In a Wake County courtroom Tuesday, Guilford County Superintendent Mo Green described a plan to hire new staff at a High Point elementary school that has bad test scores. Under a new plan in Durham, teachers and principals at its lowest-performing could be reassigned.
This article caught my eye this morning because it is evidence of a growing trend in our country. Policymakers are embracing the "let's fire 'em" model of reform more and more, thinking that it is the best way to produce change in schools that have struggled to produce achievement gains for years.
The funny part is that there is EXTENSIVE research on this kind of restructuring, and it rarely—if ever—works.
My concerns about this strategy are many. First, how can you really expect to attract the best teachers to buildings where mass firings are possible? Why would anyone willingly move to a school where the challenges are great, the resources are few, and the potential to get canned is real?
More importantly, though, what other changes are you planning on making to the building and the community in order to ensure that change is possible?
Will teachers in your restructured school get additional time and training on the clock in order to come up with effective instructional plans? Will there be smaller class sizes to ensure that individual attention is possible?
What about extra support positions—guidance counselors, school resource officers, social workers—to address the social challenges faced by students living in high needs communities? Extra funds for remediation?

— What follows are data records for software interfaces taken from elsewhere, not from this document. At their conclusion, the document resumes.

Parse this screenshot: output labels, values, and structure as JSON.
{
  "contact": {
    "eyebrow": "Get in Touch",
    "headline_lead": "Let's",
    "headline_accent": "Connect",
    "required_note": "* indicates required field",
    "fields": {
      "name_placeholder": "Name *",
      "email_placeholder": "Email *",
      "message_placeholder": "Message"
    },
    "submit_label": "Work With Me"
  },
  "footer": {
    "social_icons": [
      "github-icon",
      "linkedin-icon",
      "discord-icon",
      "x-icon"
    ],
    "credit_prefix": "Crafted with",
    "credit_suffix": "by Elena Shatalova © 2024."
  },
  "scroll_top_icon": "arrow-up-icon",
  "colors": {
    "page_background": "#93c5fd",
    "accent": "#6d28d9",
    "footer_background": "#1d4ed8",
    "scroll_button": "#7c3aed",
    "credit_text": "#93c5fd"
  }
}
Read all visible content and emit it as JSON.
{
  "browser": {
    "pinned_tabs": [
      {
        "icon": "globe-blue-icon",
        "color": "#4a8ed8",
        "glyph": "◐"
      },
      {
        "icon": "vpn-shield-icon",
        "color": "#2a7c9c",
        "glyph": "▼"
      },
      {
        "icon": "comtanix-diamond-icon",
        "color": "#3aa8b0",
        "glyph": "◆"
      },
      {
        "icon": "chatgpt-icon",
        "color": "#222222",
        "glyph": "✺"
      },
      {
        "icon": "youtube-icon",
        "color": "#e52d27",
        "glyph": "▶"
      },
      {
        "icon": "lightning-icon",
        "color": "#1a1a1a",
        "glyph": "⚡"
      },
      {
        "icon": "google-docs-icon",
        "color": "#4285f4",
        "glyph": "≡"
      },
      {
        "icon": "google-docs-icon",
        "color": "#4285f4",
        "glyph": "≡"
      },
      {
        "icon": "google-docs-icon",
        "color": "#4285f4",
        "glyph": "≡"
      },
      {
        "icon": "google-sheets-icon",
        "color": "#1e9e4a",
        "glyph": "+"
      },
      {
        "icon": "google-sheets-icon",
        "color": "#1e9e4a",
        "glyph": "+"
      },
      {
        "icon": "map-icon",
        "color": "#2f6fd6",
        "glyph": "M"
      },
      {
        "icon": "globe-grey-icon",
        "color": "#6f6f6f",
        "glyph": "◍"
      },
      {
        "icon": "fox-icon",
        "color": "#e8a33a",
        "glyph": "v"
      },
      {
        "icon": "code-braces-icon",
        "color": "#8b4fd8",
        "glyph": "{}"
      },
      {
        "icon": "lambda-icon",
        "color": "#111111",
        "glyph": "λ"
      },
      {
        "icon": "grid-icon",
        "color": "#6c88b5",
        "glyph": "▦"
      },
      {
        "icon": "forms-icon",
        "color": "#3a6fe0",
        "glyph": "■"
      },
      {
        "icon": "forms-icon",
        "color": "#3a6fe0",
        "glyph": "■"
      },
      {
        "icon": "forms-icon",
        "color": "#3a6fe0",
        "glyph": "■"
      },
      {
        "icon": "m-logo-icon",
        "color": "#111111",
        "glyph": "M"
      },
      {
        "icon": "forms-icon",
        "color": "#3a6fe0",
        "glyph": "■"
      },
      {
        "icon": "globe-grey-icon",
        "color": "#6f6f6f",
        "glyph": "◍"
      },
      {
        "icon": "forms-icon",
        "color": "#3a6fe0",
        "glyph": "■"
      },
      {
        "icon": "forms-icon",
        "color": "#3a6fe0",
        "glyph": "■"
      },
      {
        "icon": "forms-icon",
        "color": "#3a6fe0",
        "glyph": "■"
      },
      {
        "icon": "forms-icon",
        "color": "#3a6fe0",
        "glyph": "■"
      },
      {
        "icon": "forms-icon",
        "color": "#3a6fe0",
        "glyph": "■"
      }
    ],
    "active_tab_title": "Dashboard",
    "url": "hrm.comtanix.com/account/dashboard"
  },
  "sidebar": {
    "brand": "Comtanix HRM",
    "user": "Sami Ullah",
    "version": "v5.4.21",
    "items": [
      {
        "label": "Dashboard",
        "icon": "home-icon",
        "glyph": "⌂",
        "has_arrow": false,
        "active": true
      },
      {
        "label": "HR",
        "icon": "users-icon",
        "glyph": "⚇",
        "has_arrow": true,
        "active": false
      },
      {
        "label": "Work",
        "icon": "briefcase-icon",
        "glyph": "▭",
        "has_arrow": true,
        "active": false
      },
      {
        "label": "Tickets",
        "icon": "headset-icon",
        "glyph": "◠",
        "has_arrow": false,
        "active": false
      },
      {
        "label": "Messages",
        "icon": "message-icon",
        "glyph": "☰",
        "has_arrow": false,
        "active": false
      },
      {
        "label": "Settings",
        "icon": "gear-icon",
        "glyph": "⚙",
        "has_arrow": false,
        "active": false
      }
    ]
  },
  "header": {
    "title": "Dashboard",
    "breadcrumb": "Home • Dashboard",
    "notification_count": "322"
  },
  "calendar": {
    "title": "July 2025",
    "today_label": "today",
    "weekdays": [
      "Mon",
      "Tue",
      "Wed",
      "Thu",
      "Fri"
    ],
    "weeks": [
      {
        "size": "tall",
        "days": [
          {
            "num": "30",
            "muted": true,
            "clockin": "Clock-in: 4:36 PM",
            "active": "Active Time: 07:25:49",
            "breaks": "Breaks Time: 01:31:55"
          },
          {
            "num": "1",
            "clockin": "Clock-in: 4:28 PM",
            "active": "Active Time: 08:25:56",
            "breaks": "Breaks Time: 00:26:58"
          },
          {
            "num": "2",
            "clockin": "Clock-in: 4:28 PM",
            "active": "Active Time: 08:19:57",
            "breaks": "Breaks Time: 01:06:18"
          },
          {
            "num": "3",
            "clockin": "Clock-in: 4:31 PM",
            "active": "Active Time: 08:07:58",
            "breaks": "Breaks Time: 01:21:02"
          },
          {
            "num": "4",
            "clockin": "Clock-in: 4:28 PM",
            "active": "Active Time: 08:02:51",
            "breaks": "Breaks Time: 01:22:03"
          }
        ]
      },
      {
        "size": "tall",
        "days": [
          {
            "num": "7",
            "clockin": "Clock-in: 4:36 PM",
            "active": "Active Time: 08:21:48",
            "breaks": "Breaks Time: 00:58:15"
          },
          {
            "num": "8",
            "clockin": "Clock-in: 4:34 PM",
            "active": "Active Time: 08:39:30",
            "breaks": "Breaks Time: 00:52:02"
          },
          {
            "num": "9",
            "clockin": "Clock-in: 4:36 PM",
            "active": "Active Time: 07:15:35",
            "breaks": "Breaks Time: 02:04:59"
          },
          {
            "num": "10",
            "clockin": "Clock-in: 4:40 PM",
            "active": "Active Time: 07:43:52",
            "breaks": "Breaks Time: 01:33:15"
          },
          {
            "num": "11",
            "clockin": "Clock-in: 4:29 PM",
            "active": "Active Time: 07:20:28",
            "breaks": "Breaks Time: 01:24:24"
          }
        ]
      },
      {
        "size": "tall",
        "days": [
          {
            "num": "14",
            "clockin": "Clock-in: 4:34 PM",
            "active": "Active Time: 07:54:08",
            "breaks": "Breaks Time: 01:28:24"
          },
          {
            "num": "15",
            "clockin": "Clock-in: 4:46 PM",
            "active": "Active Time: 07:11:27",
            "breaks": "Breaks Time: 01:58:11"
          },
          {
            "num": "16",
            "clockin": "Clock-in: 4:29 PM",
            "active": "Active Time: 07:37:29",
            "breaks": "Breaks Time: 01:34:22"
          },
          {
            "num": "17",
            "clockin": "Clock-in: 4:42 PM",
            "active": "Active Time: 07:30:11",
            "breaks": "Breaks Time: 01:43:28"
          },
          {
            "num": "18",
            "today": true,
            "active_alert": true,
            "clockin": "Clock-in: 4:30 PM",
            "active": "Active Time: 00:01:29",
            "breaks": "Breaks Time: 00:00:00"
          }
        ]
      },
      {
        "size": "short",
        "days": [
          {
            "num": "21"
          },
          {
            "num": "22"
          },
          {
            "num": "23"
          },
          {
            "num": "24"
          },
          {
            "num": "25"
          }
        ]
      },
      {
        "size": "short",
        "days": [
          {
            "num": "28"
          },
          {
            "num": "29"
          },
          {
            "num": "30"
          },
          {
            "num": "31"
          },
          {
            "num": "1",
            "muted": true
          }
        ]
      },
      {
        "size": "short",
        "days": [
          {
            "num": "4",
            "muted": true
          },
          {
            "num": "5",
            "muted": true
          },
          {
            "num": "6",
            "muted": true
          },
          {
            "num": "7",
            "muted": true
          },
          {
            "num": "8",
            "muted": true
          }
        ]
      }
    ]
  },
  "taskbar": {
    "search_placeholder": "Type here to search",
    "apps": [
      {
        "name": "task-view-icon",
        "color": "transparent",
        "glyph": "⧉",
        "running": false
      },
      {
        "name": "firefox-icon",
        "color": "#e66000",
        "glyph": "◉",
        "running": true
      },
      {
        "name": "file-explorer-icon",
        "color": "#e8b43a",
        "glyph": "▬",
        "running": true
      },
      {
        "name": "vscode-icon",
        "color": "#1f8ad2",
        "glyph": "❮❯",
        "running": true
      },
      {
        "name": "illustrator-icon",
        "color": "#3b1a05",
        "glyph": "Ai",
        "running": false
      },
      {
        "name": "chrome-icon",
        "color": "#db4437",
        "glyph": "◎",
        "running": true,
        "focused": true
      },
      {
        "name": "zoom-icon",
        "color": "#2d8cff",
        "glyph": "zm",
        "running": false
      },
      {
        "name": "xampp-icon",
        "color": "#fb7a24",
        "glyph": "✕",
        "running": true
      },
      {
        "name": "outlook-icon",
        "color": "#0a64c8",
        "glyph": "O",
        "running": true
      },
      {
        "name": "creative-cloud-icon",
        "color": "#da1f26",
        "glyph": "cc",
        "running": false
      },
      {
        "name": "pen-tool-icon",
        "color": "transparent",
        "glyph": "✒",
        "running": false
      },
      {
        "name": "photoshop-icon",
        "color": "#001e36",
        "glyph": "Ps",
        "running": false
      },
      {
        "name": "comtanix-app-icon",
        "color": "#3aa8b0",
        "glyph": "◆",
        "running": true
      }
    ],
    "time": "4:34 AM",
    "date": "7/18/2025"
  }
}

If not, there ain't a chance in the world that your blunt approach to restructuring a building is going to work. Instead, you're simply going to create stigmatized schools where no one will want to work.
Poor policy, fellas. Poor policy.